Hill Democrats may be fine with that. Even immigration reform advocates say they’d understand.
When President Joe Biden unveiled an immigration bill on the first day in office, he sent a signal to advocates, the Democratic base, and Congress that the issue was a top priority for him.
But even as the president and Democrats on the Hill begin the heavy lift of turning a priority into law, the White House is weighing taking a secondary path: doing it piece by piece.
Multiple sources close to the administration said they expect the White House will let Congress take the lead on forging reform — even though Biden introduced his own bill. The White House will provide guidance. And, indeed, chief of staff Ron Klain and National Security Adviser Jake Sullivan are said to be hands-on and “feel a responsibility and an ownership” over the immigration push already, according to one of the sources close to the White House.
But the main objective is progress. And if that means moving components of reform through Congress one at a time, or in smaller packages, Biden will be fine with that, two sources close to the White House said.
“It’s not an all-or-nothing approach,” said one source with knowledge of the White House discussions. “We aren’t saying you have to pass the Biden bill. But we are saying this is what we want to do and we are planning to move legalization forward.”

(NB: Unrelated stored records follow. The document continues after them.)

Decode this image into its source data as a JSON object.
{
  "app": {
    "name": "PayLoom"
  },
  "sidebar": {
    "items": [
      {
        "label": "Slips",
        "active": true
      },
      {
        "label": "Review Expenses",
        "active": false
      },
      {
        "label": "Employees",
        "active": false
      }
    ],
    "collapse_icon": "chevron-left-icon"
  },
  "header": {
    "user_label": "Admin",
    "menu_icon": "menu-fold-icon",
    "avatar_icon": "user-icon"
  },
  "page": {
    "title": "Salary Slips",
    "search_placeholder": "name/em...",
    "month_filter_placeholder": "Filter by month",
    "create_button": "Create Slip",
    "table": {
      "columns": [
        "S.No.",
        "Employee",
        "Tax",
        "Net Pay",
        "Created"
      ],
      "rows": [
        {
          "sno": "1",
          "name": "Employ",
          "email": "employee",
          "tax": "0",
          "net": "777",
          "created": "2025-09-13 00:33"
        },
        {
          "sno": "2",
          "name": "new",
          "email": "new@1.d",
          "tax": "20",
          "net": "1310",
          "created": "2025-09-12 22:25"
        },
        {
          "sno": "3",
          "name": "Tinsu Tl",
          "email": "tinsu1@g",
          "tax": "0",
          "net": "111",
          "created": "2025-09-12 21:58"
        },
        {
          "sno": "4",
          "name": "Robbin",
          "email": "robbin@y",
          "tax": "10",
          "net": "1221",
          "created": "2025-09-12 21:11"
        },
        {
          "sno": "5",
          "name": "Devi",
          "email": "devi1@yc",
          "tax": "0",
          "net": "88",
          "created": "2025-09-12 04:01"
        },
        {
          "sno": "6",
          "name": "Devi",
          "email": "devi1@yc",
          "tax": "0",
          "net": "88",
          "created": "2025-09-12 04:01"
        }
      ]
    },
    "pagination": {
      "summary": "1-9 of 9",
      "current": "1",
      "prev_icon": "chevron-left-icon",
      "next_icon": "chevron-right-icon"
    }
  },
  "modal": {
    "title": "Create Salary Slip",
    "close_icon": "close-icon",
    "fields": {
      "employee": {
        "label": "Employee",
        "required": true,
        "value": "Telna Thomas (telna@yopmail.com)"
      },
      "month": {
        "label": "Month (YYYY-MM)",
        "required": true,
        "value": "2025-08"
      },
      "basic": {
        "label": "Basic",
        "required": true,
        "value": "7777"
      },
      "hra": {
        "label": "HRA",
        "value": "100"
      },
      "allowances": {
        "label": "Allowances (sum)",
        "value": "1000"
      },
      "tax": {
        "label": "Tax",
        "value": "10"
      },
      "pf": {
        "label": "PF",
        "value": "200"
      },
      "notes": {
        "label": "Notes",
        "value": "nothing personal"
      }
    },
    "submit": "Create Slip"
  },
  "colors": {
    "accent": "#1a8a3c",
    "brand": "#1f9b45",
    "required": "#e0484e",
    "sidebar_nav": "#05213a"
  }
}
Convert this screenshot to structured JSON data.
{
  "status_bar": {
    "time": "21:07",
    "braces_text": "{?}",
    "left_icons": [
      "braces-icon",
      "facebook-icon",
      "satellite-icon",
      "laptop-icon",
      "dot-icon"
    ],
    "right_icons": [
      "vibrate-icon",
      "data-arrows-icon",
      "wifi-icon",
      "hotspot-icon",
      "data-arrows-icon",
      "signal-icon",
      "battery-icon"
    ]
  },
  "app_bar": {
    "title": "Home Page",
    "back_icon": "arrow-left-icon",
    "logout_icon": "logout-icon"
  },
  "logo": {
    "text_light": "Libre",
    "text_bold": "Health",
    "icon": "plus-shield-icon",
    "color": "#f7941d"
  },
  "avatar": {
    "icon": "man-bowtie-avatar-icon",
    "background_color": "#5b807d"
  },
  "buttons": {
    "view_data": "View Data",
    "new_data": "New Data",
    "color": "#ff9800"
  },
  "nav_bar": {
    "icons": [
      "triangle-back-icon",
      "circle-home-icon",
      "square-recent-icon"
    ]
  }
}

Biden’s immigration plan was an aggressive opening salvo embraced by the base, while Republicans, not surprisingly, gave it a cool reception. Some on the Hill privately questioned if Biden was simply checking a box to appease activists. Immigrant advocates, for their part, say they have no reason to believe — at this point — that Biden’s bill is ceremonial. But they warn that if substantial immigration reforms don’t reach his desk by the end of the year, Democrats and Biden would not only face an uproar from Dreamers and grassroots organizers — but the party could suffer politically as well.